In what is perhaps her most personal collection of songs to date, Melissa Etheridge tells an autobiographical story through lyrics on her ninth studio album release entitled, "The Awakening." The album touches on beliefs, personal struggles and problems of the universe at large. An accomplished singer-songwriter and woman rock star, Etheridge pulls out all the stops in "The Awakening", giving her fans and new listeners something to be excited about.
The disc begins with a prelude of "All There Is", a soft intro of vocals and background guitar. A full song follows with a full voice singing of the freedom and dreams that lie in "California." After the sunshine state-inspired tune is the Santana-sounding melody of "An Unexpected Rain." Three quarters of the song is slow tempoed, with a jam-packed instrumentation and chorus kicking in at the song's end. The most radio-friendly pop tune is found in "A Message To Myself", the first single off the album. It has a wonderful message, great sing-a-long quality and a nice melody. "God Is In The People" is the next hopeful track/interlude. Yet, another tune of the bad side of fame (sung by someone who is rich and famous) strikes "Map Of The Stars." It runs a bit long at over five minutes, but the story goes full circle.

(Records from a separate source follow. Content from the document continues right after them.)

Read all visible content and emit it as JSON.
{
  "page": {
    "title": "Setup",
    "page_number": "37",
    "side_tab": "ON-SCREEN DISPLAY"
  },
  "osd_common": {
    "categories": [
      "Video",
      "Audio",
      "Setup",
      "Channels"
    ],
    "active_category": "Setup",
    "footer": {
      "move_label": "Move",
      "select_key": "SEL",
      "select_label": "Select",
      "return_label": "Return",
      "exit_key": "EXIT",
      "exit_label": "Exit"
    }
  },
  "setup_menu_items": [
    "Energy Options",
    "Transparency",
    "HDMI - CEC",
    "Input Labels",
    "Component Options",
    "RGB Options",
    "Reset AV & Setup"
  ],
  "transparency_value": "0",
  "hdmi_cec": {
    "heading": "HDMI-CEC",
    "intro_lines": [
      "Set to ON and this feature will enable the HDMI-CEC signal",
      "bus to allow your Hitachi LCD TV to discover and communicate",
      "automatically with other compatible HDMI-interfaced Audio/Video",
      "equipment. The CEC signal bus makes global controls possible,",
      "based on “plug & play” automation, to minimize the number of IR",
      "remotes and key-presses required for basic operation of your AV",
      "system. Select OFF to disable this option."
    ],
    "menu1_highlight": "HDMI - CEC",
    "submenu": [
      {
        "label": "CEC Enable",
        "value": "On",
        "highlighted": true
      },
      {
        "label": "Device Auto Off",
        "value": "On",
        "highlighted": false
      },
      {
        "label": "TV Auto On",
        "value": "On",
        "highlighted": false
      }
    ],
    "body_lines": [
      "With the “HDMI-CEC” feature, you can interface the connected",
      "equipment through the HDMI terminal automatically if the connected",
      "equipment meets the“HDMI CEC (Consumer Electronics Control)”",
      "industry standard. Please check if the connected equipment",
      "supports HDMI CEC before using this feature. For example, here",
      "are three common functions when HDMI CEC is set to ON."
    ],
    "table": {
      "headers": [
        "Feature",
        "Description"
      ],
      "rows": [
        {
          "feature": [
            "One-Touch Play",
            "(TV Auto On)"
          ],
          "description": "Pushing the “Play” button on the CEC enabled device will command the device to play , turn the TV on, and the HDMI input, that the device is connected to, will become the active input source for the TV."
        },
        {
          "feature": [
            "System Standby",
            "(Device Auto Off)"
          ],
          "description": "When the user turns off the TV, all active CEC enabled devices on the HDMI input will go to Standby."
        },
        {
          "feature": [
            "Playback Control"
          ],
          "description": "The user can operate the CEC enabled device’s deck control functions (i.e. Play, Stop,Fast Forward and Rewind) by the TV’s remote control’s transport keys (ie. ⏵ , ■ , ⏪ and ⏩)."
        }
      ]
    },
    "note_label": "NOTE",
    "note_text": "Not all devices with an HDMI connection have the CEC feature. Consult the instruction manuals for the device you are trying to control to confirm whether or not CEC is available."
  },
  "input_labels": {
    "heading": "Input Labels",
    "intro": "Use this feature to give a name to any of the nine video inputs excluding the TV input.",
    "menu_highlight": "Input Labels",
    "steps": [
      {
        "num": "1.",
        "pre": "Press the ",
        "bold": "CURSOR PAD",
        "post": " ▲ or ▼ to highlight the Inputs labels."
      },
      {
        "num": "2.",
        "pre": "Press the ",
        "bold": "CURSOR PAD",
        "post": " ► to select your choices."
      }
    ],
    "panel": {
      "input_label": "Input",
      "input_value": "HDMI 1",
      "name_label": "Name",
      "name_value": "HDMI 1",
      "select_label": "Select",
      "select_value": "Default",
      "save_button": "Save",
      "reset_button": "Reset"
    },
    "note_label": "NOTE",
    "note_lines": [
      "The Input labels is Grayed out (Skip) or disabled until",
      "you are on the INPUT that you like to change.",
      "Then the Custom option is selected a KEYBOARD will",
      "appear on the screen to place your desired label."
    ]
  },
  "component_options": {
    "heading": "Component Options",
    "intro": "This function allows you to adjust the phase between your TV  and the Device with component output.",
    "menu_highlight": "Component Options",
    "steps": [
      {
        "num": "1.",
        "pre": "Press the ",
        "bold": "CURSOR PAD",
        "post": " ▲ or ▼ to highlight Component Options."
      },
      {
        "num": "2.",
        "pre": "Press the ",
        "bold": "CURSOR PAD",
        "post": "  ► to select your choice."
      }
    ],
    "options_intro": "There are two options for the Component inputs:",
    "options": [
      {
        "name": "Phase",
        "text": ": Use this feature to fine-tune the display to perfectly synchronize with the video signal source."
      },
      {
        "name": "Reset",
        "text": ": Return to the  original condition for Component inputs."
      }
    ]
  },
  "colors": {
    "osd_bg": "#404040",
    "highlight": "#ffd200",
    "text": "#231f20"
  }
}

Etheridge kicks it into country mode with the comedic "Threesome." Complete with twangy vocals, dramatic Jerry Springer-ish lyrics, the music is actually worth listening to. Similar to John Lennon's legendary chorus chant in "Give Peace A Chance", Melissa offers an interlude of "All We Can Really Do." A heart-wrenching ballad is what "I've Loved You Before" brings. It boasts touching lyrics, "Did I hold you in my arms as you were taking your last breath? Did I shout to all the gods that I would love you beyond death?"
"A Simple Love" is another short and sweet passing into the next track.
"Heroes And Friends" is forgettable, unlike "The Kingdom Of Heaven," which is sure to send chills down one's spine. It is undoubtedly one of the best protest songs written in a long time. Containing political issues, it speaks of war, suffering souls and what Etheridge's beliefs are; specifically, what the God she believes in is like. Put your lighters in the air for "Open Your Mind", urging the listener to not fall into a rut or give up hope... keep fighting to get your message across. "The Universe Listened" is driven by its chorus cry and flows smoothly into "Imagine That." This track is very much pro-troops and anti-war.
"The Awakening" tries to open eyes with the longest record on the album. The nearly perfect song, "What Happens Tomorrow", runs 6:18 minutes. The powerfully mastered lyrics are sung with deserved pride. It is an inspirational outlook on what can be for the future. The disc leaves the audience with the lingering question.: "If not now, when? If not today, then what happens tomorrow? What happens tomorrow? If you become the change you want to see, you change. What happens tomorrow? What happens tomorrow?"
Melissa Etheridge is not just a superb singer-songwriter, but an underrated champion of modern rock. The guitars on "The Awakening" rivals any orchestration found on other albums. The lyrics, the unique full vocals, the message; all these factors add up to a fantastic work of musical art. Not only autobiographical of her personal battles with breast cancer and the fight to heal, "The Awakening" is eye opening on other levels. It is a deep breath of fresh air, a hopeful sunny look of what can be, and an enjoyable listen for fans and non-fans alike.